TASK INSTRUCTIONS - Every entry must be repeated exactly. Exclude all pictures.

-------- INPUT FOR THIS TASK --------

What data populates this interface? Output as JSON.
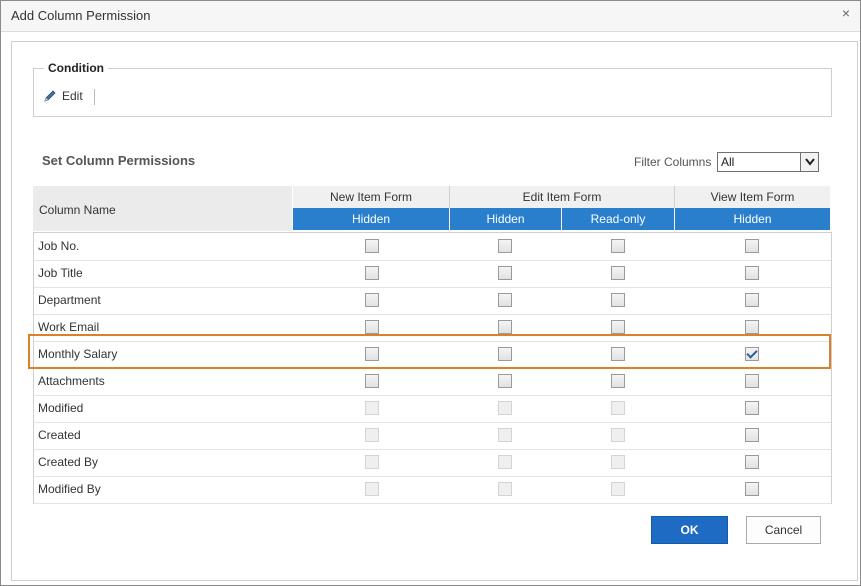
{
  "dialog": {
    "title": "Add Column Permission",
    "close_glyph": "×"
  },
  "condition": {
    "legend": "Condition",
    "edit_label": "Edit"
  },
  "permissions": {
    "title": "Set Column Permissions",
    "filter_label": "Filter Columns",
    "filter_value": "All"
  },
  "header": {
    "column_name": "Column Name",
    "groups": [
      "New Item Form",
      "Edit Item Form",
      "View Item Form"
    ],
    "subs": [
      "Hidden",
      "Hidden",
      "Read-only",
      "Hidden"
    ]
  },
  "rows": [
    {
      "name": "Job No.",
      "checks": [
        false,
        false,
        false,
        false
      ],
      "disabled": [
        false,
        false,
        false,
        false
      ]
    },
    {
      "name": "Job Title",
      "checks": [
        false,
        false,
        false,
        false
      ],
      "disabled": [
        false,
        false,
        false,
        false
      ]
    },
    {
      "name": "Department",
      "checks": [
        false,
        false,
        false,
        false
      ],
      "disabled": [
        false,
        false,
        false,
        false
      ]
    },
    {
      "name": "Work Email",
      "checks": [
        false,
        false,
        false,
        false
      ],
      "disabled": [
        false,
        false,
        false,
        false
      ]
    },
    {
      "name": "Monthly Salary",
      "checks": [
        false,
        false,
        false,
        true
      ],
      "disabled": [
        false,
        false,
        false,
        false
      ]
    },
    {
      "name": "Attachments",
      "checks": [
        false,
        false,
        false,
        false
      ],
      "disabled": [
        false,
        false,
        false,
        false
      ]
    },
    {
      "name": "Modified",
      "checks": [
        false,
        false,
        false,
        false
      ],
      "disabled": [
        true,
        true,
        true,
        false
      ]
    },
    {
      "name": "Created",
      "checks": [
        false,
        false,
        false,
        false
      ],
      "disabled": [
        true,
        true,
        true,
        false
      ]
    },
    {
      "name": "Created By",
      "checks": [
        false,
        false,
        false,
        false
      ],
      "disabled": [
        true,
        true,
        true,
        false
      ]
    },
    {
      "name": "Modified By",
      "checks": [
        false,
        false,
        false,
        false
      ],
      "disabled": [
        true,
        true,
        true,
        false
      ]
    }
  ],
  "buttons": {
    "ok": "OK",
    "cancel": "Cancel"
  },
  "colors": {
    "accent": "#2a7fcc",
    "ok_button": "#1d6bc2",
    "highlight": "#d9822b"
  }
}
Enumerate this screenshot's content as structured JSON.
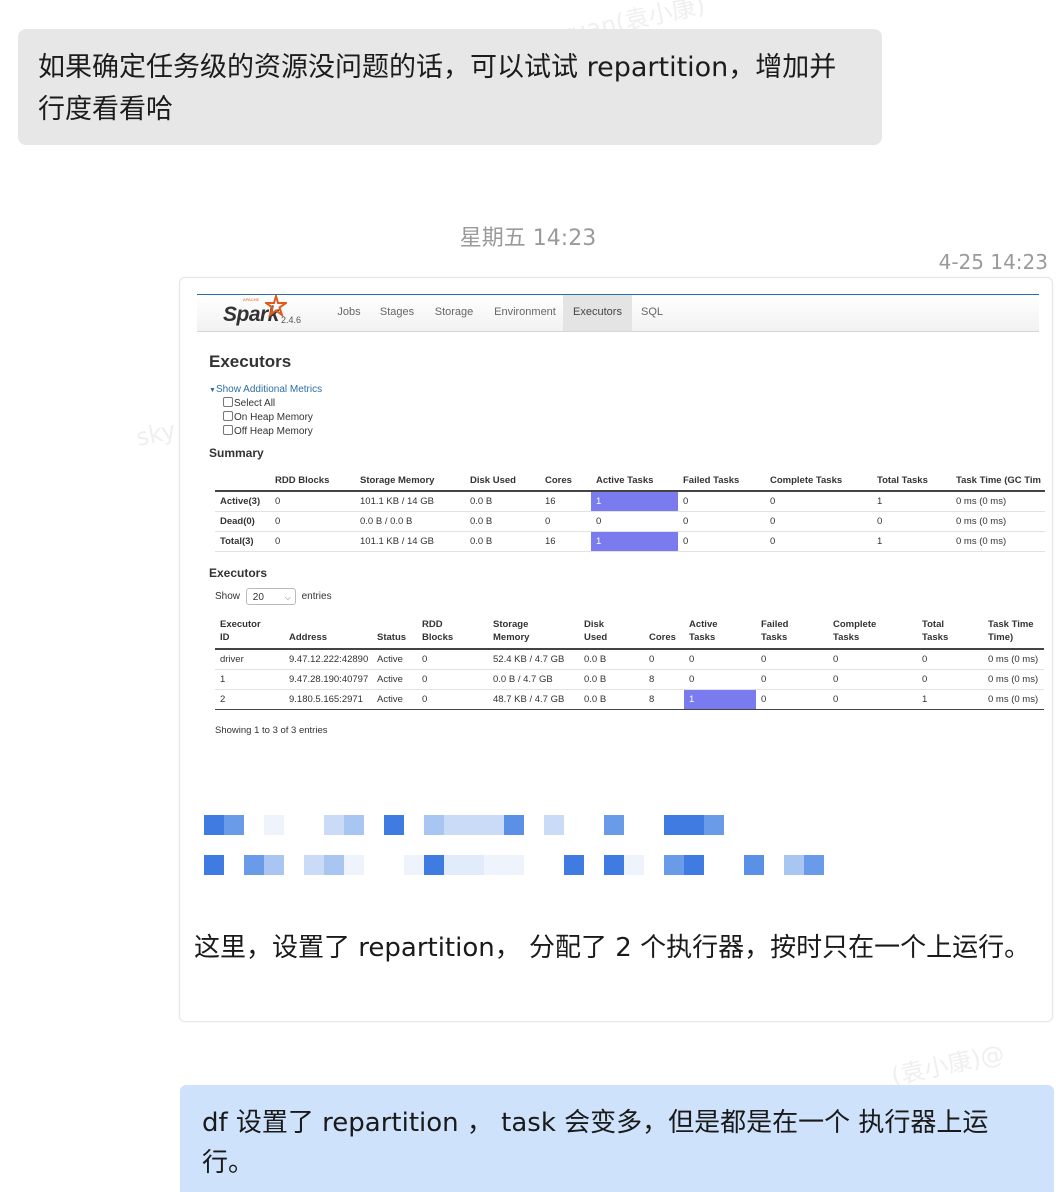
{
  "messages": {
    "top": "如果确定任务级的资源没问题的话，可以试试 repartition，增加并行度看看哈",
    "day_time": "星期五 14:23",
    "card_time": "4-25 14:23",
    "card_caption": "这里，设置了 repartition， 分配了 2 个执行器，按时只在一个上运行。",
    "bottom": "df 设置了 repartition ， task 会变多，但是都是在一个 执行器上运行。"
  },
  "spark": {
    "brand": "Spark",
    "version": "2.4.6",
    "tabs": [
      "Jobs",
      "Stages",
      "Storage",
      "Environment",
      "Executors",
      "SQL"
    ],
    "active_tab": "Executors",
    "title": "Executors",
    "metrics_link": "Show Additional Metrics",
    "metric_options": [
      "Select All",
      "On Heap Memory",
      "Off Heap Memory"
    ],
    "summary_title": "Summary",
    "summary_headers": [
      "",
      "RDD Blocks",
      "Storage Memory",
      "Disk Used",
      "Cores",
      "Active Tasks",
      "Failed Tasks",
      "Complete Tasks",
      "Total Tasks",
      "Task Time (GC Tim"
    ],
    "summary_rows": [
      [
        "Active(3)",
        "0",
        "101.1 KB / 14 GB",
        "0.0 B",
        "16",
        "1",
        "0",
        "0",
        "1",
        "0 ms (0 ms)"
      ],
      [
        "Dead(0)",
        "0",
        "0.0 B / 0.0 B",
        "0.0 B",
        "0",
        "0",
        "0",
        "0",
        "0",
        "0 ms (0 ms)"
      ],
      [
        "Total(3)",
        "0",
        "101.1 KB / 14 GB",
        "0.0 B",
        "16",
        "1",
        "0",
        "0",
        "1",
        "0 ms (0 ms)"
      ]
    ],
    "executors_title": "Executors",
    "show_label": "Show",
    "show_value": "20",
    "entries_label": "entries",
    "executor_headers": [
      [
        "Executor",
        "ID"
      ],
      [
        "",
        "Address"
      ],
      [
        "",
        "Status"
      ],
      [
        "RDD",
        "Blocks"
      ],
      [
        "Storage",
        "Memory"
      ],
      [
        "Disk",
        "Used"
      ],
      [
        "",
        "Cores"
      ],
      [
        "Active",
        "Tasks"
      ],
      [
        "Failed",
        "Tasks"
      ],
      [
        "Complete",
        "Tasks"
      ],
      [
        "Total",
        "Tasks"
      ],
      [
        "Task Time",
        "Time)"
      ]
    ],
    "executor_rows": [
      [
        "driver",
        "9.47.12.222:42890",
        "Active",
        "0",
        "52.4 KB / 4.7 GB",
        "0.0 B",
        "0",
        "0",
        "0",
        "0",
        "0",
        "0 ms (0 ms)"
      ],
      [
        "1",
        "9.47.28.190:40797",
        "Active",
        "0",
        "0.0 B / 4.7 GB",
        "0.0 B",
        "8",
        "0",
        "0",
        "0",
        "0",
        "0 ms (0 ms)"
      ],
      [
        "2",
        "9.180.5.165:2971",
        "Active",
        "0",
        "48.7 KB / 4.7 GB",
        "0.0 B",
        "8",
        "1",
        "0",
        "0",
        "1",
        "0 ms (0 ms)"
      ]
    ],
    "showing_text": "Showing 1 to 3 of 3 entries"
  },
  "colors": {
    "top_bubble": "#e7e7e7",
    "bottom_bubble": "#cfe2fb",
    "active_task_bar": "#7b7bf0",
    "mosaic_blue": "#3f7be0"
  }
}
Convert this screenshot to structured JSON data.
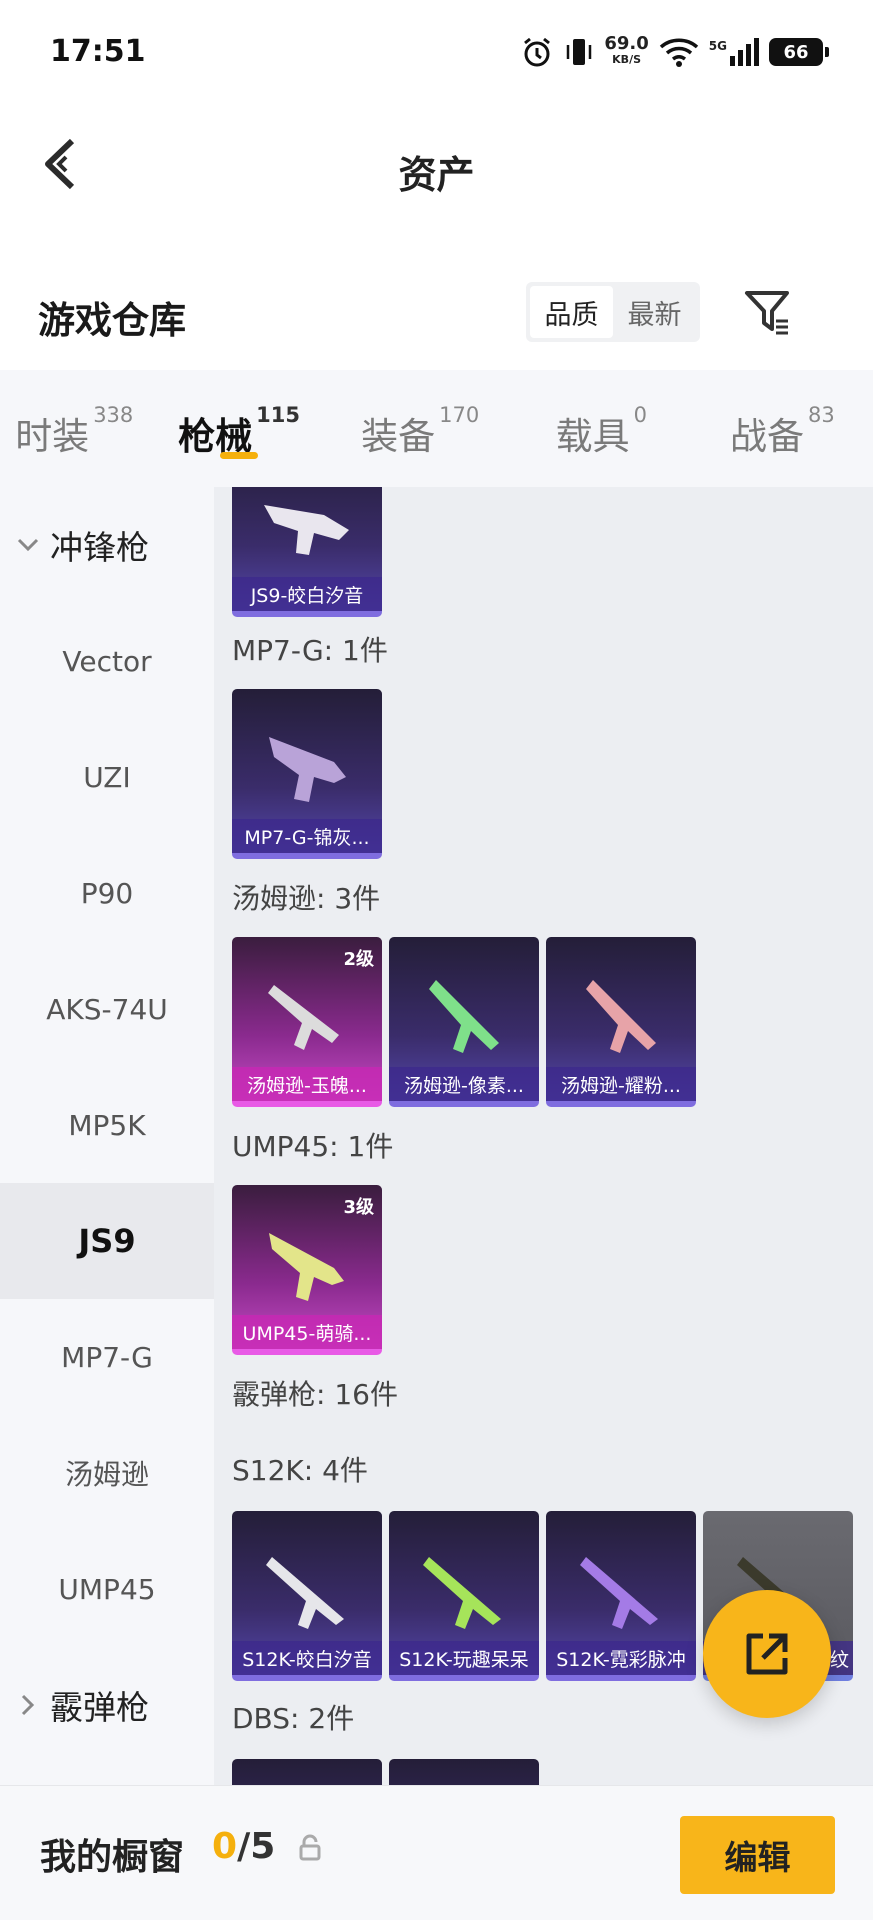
{
  "status_bar": {
    "time": "17:51",
    "net_speed": "69.0",
    "net_unit": "KB/S",
    "signal_label": "5G",
    "battery": "66"
  },
  "header": {
    "title": "资产"
  },
  "warehouse": {
    "title": "游戏仓库",
    "sort_quality": "品质",
    "sort_latest": "最新"
  },
  "tabs": [
    {
      "label": "时装",
      "count": "338"
    },
    {
      "label": "枪械",
      "count": "115"
    },
    {
      "label": "装备",
      "count": "170"
    },
    {
      "label": "载具",
      "count": "0"
    },
    {
      "label": "战备",
      "count": "83"
    }
  ],
  "sidebar": {
    "group_expanded": "冲锋枪",
    "items": [
      "Vector",
      "UZI",
      "P90",
      "AKS-74U",
      "MP5K",
      "JS9",
      "MP7-G",
      "汤姆逊",
      "UMP45"
    ],
    "active": "JS9",
    "group_collapsed": "霰弹枪"
  },
  "content": {
    "js9_card": "JS9-皎白汐音",
    "mp7_label": "MP7-G: 1件",
    "mp7_card": "MP7-G-锦灰...",
    "thompson_label": "汤姆逊: 3件",
    "thompson_cards": [
      {
        "name": "汤姆逊-玉魄...",
        "level": "2级"
      },
      {
        "name": "汤姆逊-像素..."
      },
      {
        "name": "汤姆逊-耀粉..."
      }
    ],
    "ump_label": "UMP45: 1件",
    "ump_card": {
      "name": "UMP45-萌骑...",
      "level": "3级"
    },
    "shotgun_label": "霰弹枪: 16件",
    "s12k_label": "S12K: 4件",
    "s12k_cards": [
      "S12K-皎白汐音",
      "S12K-玩趣呆呆",
      "S12K-霓彩脉冲",
      "纹"
    ],
    "dbs_label": "DBS: 2件"
  },
  "bottom": {
    "label": "我的橱窗",
    "current": "0",
    "separator": "/",
    "total": "5",
    "edit": "编辑"
  },
  "colors": {
    "accent": "#f5b00d",
    "card_purple": "#3a2c6a",
    "card_pink": "#8a2a8e"
  }
}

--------

TASK ANSWER -
What data populates this interface? Output as JSON.
{
  "dialog": {
    "title": "Add Column Permission",
    "close_glyph": "×"
  },
  "condition": {
    "legend": "Condition",
    "edit_label": "Edit"
  },
  "permissions": {
    "title": "Set Column Permissions",
    "filter_label": "Filter Columns",
    "filter_value": "All"
  },
  "header": {
    "column_name": "Column Name",
    "groups": [
      "New Item Form",
      "Edit Item Form",
      "View Item Form"
    ],
    "subs": [
      "Hidden",
      "Hidden",
      "Read-only",
      "Hidden"
    ]
  },
  "rows": [
    {
      "name": "Job No.",
      "checks": [
        false,
        false,
        false,
        false
      ],
      "disabled": [
        false,
        false,
        false,
        false
      ]
    },
    {
      "name": "Job Title",
      "checks": [
        false,
        false,
        false,
        false
      ],
      "disabled": [
        false,
        false,
        false,
        false
      ]
    },
    {
      "name": "Department",
      "checks": [
        false,
        false,
        false,
        false
      ],
      "disabled": [
        false,
        false,
        false,
        false
      ]
    },
    {
      "name": "Work Email",
      "checks": [
        false,
        false,
        false,
        false
      ],
      "disabled": [
        false,
        false,
        false,
        false
      ]
    },
    {
      "name": "Monthly Salary",
      "checks": [
        false,
        false,
        false,
        true
      ],
      "disabled": [
        false,
        false,
        false,
        false
      ]
    },
    {
      "name": "Attachments",
      "checks": [
        false,
        false,
        false,
        false
      ],
      "disabled": [
        false,
        false,
        false,
        false
      ]
    },
    {
      "name": "Modified",
      "checks": [
        false,
        false,
        false,
        false
      ],
      "disabled": [
        true,
        true,
        true,
        false
      ]
    },
    {
      "name": "Created",
      "checks": [
        false,
        false,
        false,
        false
      ],
      "disabled": [
        true,
        true,
        true,
        false
      ]
    },
    {
      "name": "Created By",
      "checks": [
        false,
        false,
        false,
        false
      ],
      "disabled": [
        true,
        true,
        true,
        false
      ]
    },
    {
      "name": "Modified By",
      "checks": [
        false,
        false,
        false,
        false
      ],
      "disabled": [
        true,
        true,
        true,
        false
      ]
    }
  ],
  "buttons": {
    "ok": "OK",
    "cancel": "Cancel"
  },
  "colors": {
    "accent": "#2a7fcc",
    "ok_button": "#1d6bc2",
    "highlight": "#d9822b"
  }
}
Enumerate this screenshot's content as structured JSON.
{
  "messages": {
    "top": "如果确定任务级的资源没问题的话，可以试试 repartition，增加并行度看看哈",
    "day_time": "星期五 14:23",
    "card_time": "4-25 14:23",
    "card_caption": "这里，设置了 repartition， 分配了 2 个执行器，按时只在一个上运行。",
    "bottom": "df 设置了 repartition ， task 会变多，但是都是在一个 执行器上运行。"
  },
  "spark": {
    "brand": "Spark",
    "version": "2.4.6",
    "tabs": [
      "Jobs",
      "Stages",
      "Storage",
      "Environment",
      "Executors",
      "SQL"
    ],
    "active_tab": "Executors",
    "title": "Executors",
    "metrics_link": "Show Additional Metrics",
    "metric_options": [
      "Select All",
      "On Heap Memory",
      "Off Heap Memory"
    ],
    "summary_title": "Summary",
    "summary_headers": [
      "",
      "RDD Blocks",
      "Storage Memory",
      "Disk Used",
      "Cores",
      "Active Tasks",
      "Failed Tasks",
      "Complete Tasks",
      "Total Tasks",
      "Task Time (GC Tim"
    ],
    "summary_rows": [
      [
        "Active(3)",
        "0",
        "101.1 KB / 14 GB",
        "0.0 B",
        "16",
        "1",
        "0",
        "0",
        "1",
        "0 ms (0 ms)"
      ],
      [
        "Dead(0)",
        "0",
        "0.0 B / 0.0 B",
        "0.0 B",
        "0",
        "0",
        "0",
        "0",
        "0",
        "0 ms (0 ms)"
      ],
      [
        "Total(3)",
        "0",
        "101.1 KB / 14 GB",
        "0.0 B",
        "16",
        "1",
        "0",
        "0",
        "1",
        "0 ms (0 ms)"
      ]
    ],
    "executors_title": "Executors",
    "show_label": "Show",
    "show_value": "20",
    "entries_label": "entries",
    "executor_headers": [
      [
        "Executor",
        "ID"
      ],
      [
        "",
        "Address"
      ],
      [
        "",
        "Status"
      ],
      [
        "RDD",
        "Blocks"
      ],
      [
        "Storage",
        "Memory"
      ],
      [
        "Disk",
        "Used"
      ],
      [
        "",
        "Cores"
      ],
      [
        "Active",
        "Tasks"
      ],
      [
        "Failed",
        "Tasks"
      ],
      [
        "Complete",
        "Tasks"
      ],
      [
        "Total",
        "Tasks"
      ],
      [
        "Task Time",
        "Time)"
      ]
    ],
    "executor_rows": [
      [
        "driver",
        "9.47.12.222:42890",
        "Active",
        "0",
        "52.4 KB / 4.7 GB",
        "0.0 B",
        "0",
        "0",
        "0",
        "0",
        "0",
        "0 ms (0 ms)"
      ],
      [
        "1",
        "9.47.28.190:40797",
        "Active",
        "0",
        "0.0 B / 4.7 GB",
        "0.0 B",
        "8",
        "0",
        "0",
        "0",
        "0",
        "0 ms (0 ms)"
      ],
      [
        "2",
        "9.180.5.165:2971",
        "Active",
        "0",
        "48.7 KB / 4.7 GB",
        "0.0 B",
        "8",
        "1",
        "0",
        "0",
        "1",
        "0 ms (0 ms)"
      ]
    ],
    "showing_text": "Showing 1 to 3 of 3 entries"
  },
  "colors": {
    "top_bubble": "#e7e7e7",
    "bottom_bubble": "#cfe2fb",
    "active_task_bar": "#7b7bf0",
    "mosaic_blue": "#3f7be0"
  }
}
Convert this screenshot to structured JSON data.
{
  "status_bar": {
    "time": "17:51",
    "net_speed": "69.0",
    "net_unit": "KB/S",
    "signal_label": "5G",
    "battery": "66"
  },
  "header": {
    "title": "资产"
  },
  "warehouse": {
    "title": "游戏仓库",
    "sort_quality": "品质",
    "sort_latest": "最新"
  },
  "tabs": [
    {
      "label": "时装",
      "count": "338"
    },
    {
      "label": "枪械",
      "count": "115"
    },
    {
      "label": "装备",
      "count": "170"
    },
    {
      "label": "载具",
      "count": "0"
    },
    {
      "label": "战备",
      "count": "83"
    }
  ],
  "sidebar": {
    "group_expanded": "冲锋枪",
    "items": [
      "Vector",
      "UZI",
      "P90",
      "AKS-74U",
      "MP5K",
      "JS9",
      "MP7-G",
      "汤姆逊",
      "UMP45"
    ],
    "active": "JS9",
    "group_collapsed": "霰弹枪"
  },
  "content": {
    "js9_card": "JS9-皎白汐音",
    "mp7_label": "MP7-G: 1件",
    "mp7_card": "MP7-G-锦灰...",
    "thompson_label": "汤姆逊: 3件",
    "thompson_cards": [
      {
        "name": "汤姆逊-玉魄...",
        "level": "2级"
      },
      {
        "name": "汤姆逊-像素..."
      },
      {
        "name": "汤姆逊-耀粉..."
      }
    ],
    "ump_label": "UMP45: 1件",
    "ump_card": {
      "name": "UMP45-萌骑...",
      "level": "3级"
    },
    "shotgun_label": "霰弹枪: 16件",
    "s12k_label": "S12K: 4件",
    "s12k_cards": [
      "S12K-皎白汐音",
      "S12K-玩趣呆呆",
      "S12K-霓彩脉冲",
      "纹"
    ],
    "dbs_label": "DBS: 2件"
  },
  "bottom": {
    "label": "我的橱窗",
    "current": "0",
    "separator": "/",
    "total": "5",
    "edit": "编辑"
  },
  "colors": {
    "accent": "#f5b00d",
    "card_purple": "#3a2c6a",
    "card_pink": "#8a2a8e"
  }
}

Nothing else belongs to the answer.